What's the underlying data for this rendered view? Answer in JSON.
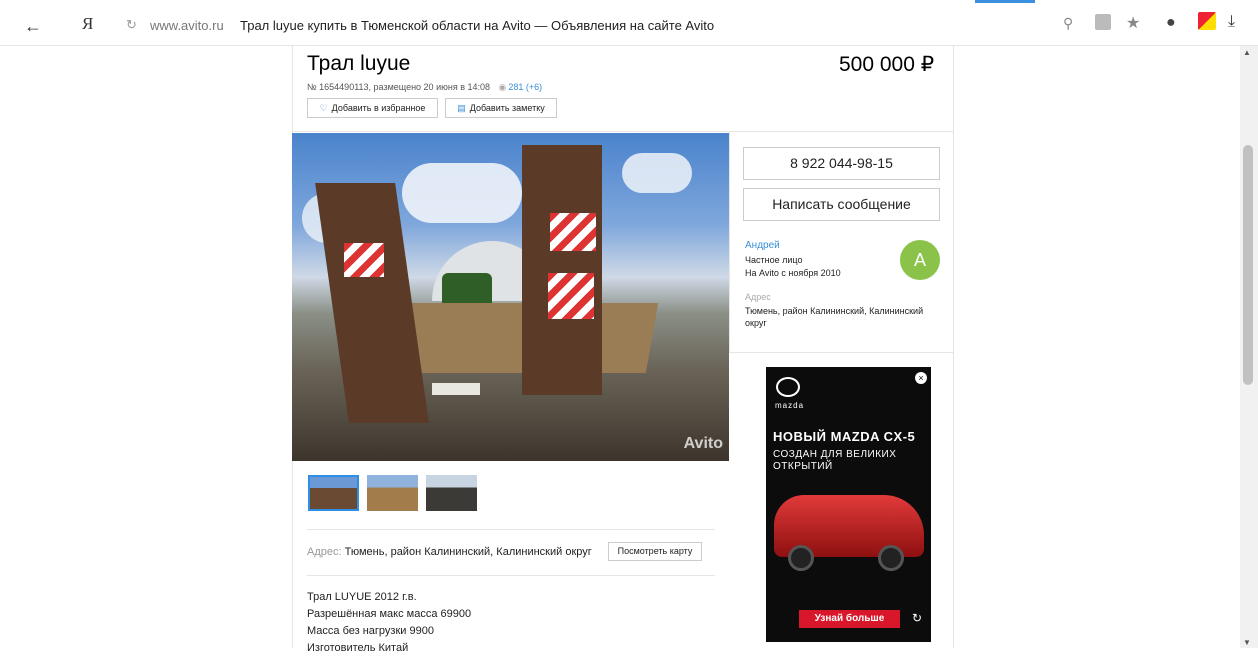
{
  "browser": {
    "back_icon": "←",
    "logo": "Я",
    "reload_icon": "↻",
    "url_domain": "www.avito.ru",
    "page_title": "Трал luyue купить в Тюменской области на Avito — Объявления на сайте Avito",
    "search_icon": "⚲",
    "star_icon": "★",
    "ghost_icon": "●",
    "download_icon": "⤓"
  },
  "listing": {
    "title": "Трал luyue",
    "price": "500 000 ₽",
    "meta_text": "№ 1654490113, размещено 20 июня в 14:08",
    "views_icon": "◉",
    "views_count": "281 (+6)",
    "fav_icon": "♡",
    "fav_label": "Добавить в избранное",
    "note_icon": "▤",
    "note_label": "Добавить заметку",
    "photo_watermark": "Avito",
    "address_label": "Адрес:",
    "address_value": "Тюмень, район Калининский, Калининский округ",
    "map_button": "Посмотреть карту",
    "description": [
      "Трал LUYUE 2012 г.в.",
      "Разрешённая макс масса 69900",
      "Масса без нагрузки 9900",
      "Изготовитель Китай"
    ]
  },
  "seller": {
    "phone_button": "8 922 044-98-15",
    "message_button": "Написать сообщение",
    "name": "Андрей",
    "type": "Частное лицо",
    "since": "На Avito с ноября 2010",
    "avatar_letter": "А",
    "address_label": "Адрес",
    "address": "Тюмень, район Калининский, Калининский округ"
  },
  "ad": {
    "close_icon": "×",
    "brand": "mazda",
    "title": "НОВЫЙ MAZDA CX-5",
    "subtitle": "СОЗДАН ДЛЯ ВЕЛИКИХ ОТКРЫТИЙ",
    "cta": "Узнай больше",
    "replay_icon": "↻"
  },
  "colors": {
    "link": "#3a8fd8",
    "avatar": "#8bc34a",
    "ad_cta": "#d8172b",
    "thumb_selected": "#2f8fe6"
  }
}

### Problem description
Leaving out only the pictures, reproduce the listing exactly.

### Solved problem
What's the underlying data for this rendered view? Answer in JSON.
{
  "browser": {
    "back_icon": "←",
    "logo": "Я",
    "reload_icon": "↻",
    "url_domain": "www.avito.ru",
    "page_title": "Трал luyue купить в Тюменской области на Avito — Объявления на сайте Avito",
    "search_icon": "⚲",
    "star_icon": "★",
    "ghost_icon": "●",
    "download_icon": "⤓"
  },
  "listing": {
    "title": "Трал luyue",
    "price": "500 000 ₽",
    "meta_text": "№ 1654490113, размещено 20 июня в 14:08",
    "views_icon": "◉",
    "views_count": "281 (+6)",
    "fav_icon": "♡",
    "fav_label": "Добавить в избранное",
    "note_icon": "▤",
    "note_label": "Добавить заметку",
    "photo_watermark": "Avito",
    "address_label": "Адрес:",
    "address_value": "Тюмень, район Калининский, Калининский округ",
    "map_button": "Посмотреть карту",
    "description": [
      "Трал LUYUE 2012 г.в.",
      "Разрешённая макс масса 69900",
      "Масса без нагрузки 9900",
      "Изготовитель Китай"
    ]
  },
  "seller": {
    "phone_button": "8 922 044-98-15",
    "message_button": "Написать сообщение",
    "name": "Андрей",
    "type": "Частное лицо",
    "since": "На Avito с ноября 2010",
    "avatar_letter": "А",
    "address_label": "Адрес",
    "address": "Тюмень, район Калининский, Калининский округ"
  },
  "ad": {
    "close_icon": "×",
    "brand": "mazda",
    "title": "НОВЫЙ MAZDA CX-5",
    "subtitle": "СОЗДАН ДЛЯ ВЕЛИКИХ ОТКРЫТИЙ",
    "cta": "Узнай больше",
    "replay_icon": "↻"
  },
  "colors": {
    "link": "#3a8fd8",
    "avatar": "#8bc34a",
    "ad_cta": "#d8172b",
    "thumb_selected": "#2f8fe6"
  }
}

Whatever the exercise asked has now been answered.